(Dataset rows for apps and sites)
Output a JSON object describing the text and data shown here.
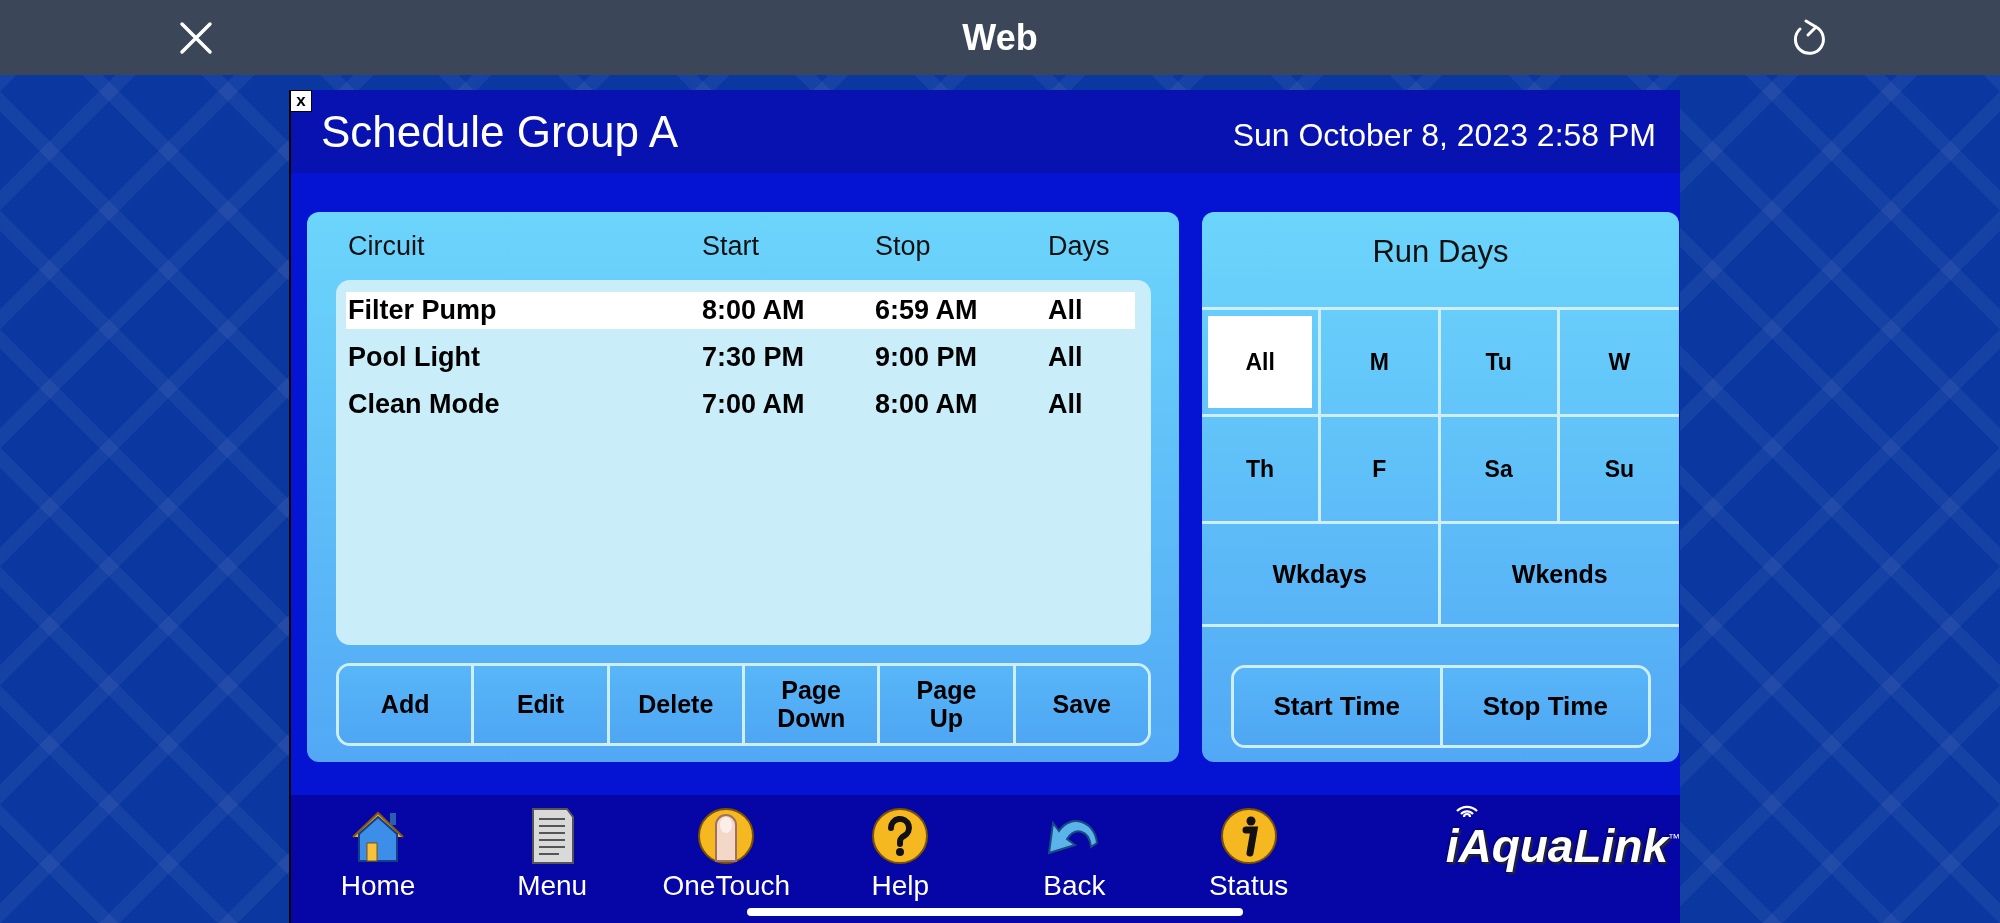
{
  "browser_bar": {
    "title": "Web"
  },
  "screen": {
    "close_label": "x",
    "title": "Schedule Group A",
    "datetime": "Sun October 8, 2023 2:58 PM"
  },
  "schedule": {
    "columns": [
      "Circuit",
      "Start",
      "Stop",
      "Days"
    ],
    "rows": [
      {
        "circuit": "Filter Pump",
        "start": "8:00 AM",
        "stop": "6:59 AM",
        "days": "All",
        "selected": true
      },
      {
        "circuit": "Pool Light",
        "start": "7:30 PM",
        "stop": "9:00 PM",
        "days": "All",
        "selected": false
      },
      {
        "circuit": "Clean Mode",
        "start": "7:00 AM",
        "stop": "8:00 AM",
        "days": "All",
        "selected": false
      }
    ],
    "buttons": [
      "Add",
      "Edit",
      "Delete",
      "Page Down",
      "Page Up",
      "Save"
    ]
  },
  "run_days": {
    "title": "Run Days",
    "days": [
      {
        "label": "All",
        "selected": true
      },
      {
        "label": "M",
        "selected": false
      },
      {
        "label": "Tu",
        "selected": false
      },
      {
        "label": "W",
        "selected": false
      },
      {
        "label": "Th",
        "selected": false
      },
      {
        "label": "F",
        "selected": false
      },
      {
        "label": "Sa",
        "selected": false
      },
      {
        "label": "Su",
        "selected": false
      }
    ],
    "groups": [
      {
        "label": "Wkdays",
        "selected": false
      },
      {
        "label": "Wkends",
        "selected": false
      }
    ],
    "time_buttons": [
      "Start Time",
      "Stop Time"
    ]
  },
  "nav": [
    {
      "label": "Home"
    },
    {
      "label": "Menu"
    },
    {
      "label": "OneTouch"
    },
    {
      "label": "Help"
    },
    {
      "label": "Back"
    },
    {
      "label": "Status"
    }
  ],
  "logo": {
    "name": "iAquaLink",
    "mark": "™"
  }
}
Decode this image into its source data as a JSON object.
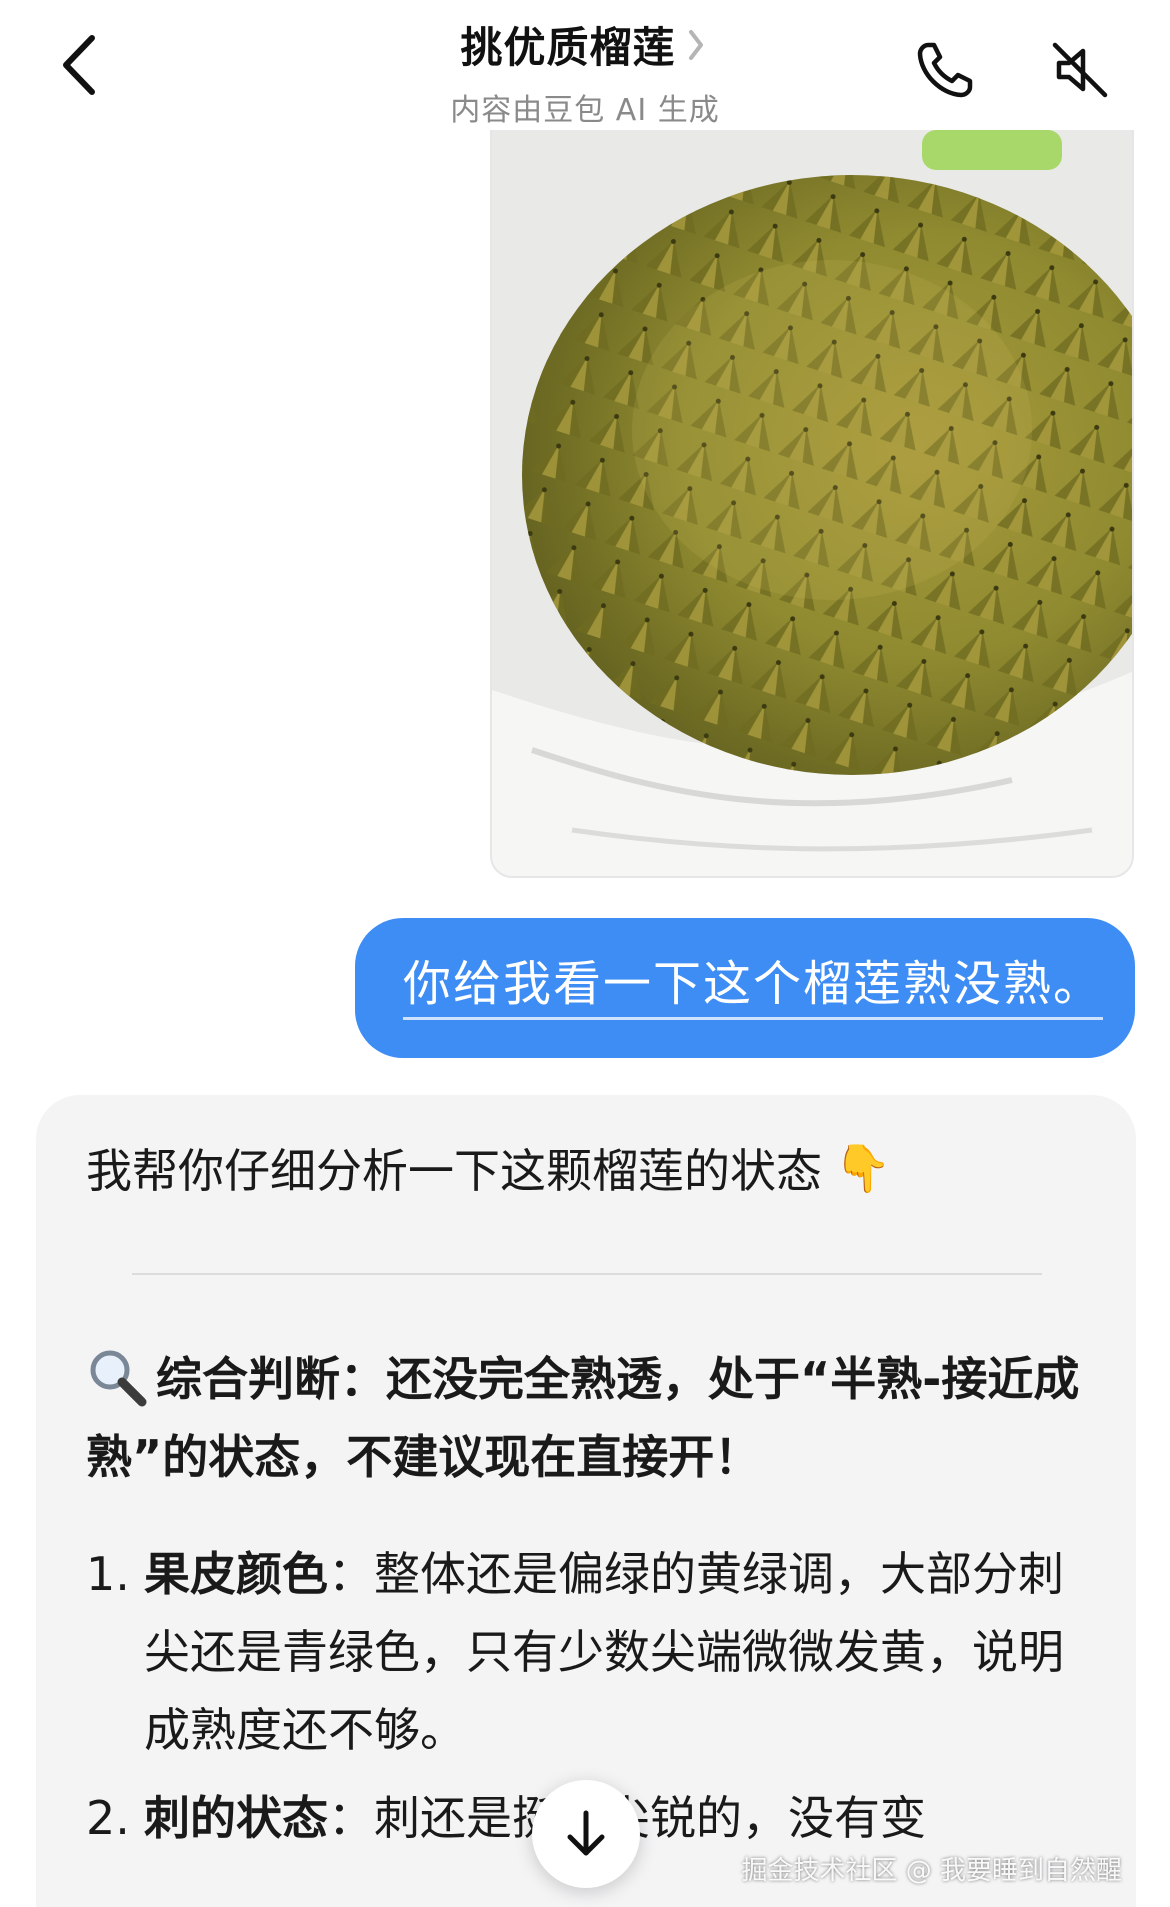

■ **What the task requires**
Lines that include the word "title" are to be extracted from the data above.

■ **Exercise result**
    "title": "Web"
    "title": "Schedule Group A",
    "title": "Run Days",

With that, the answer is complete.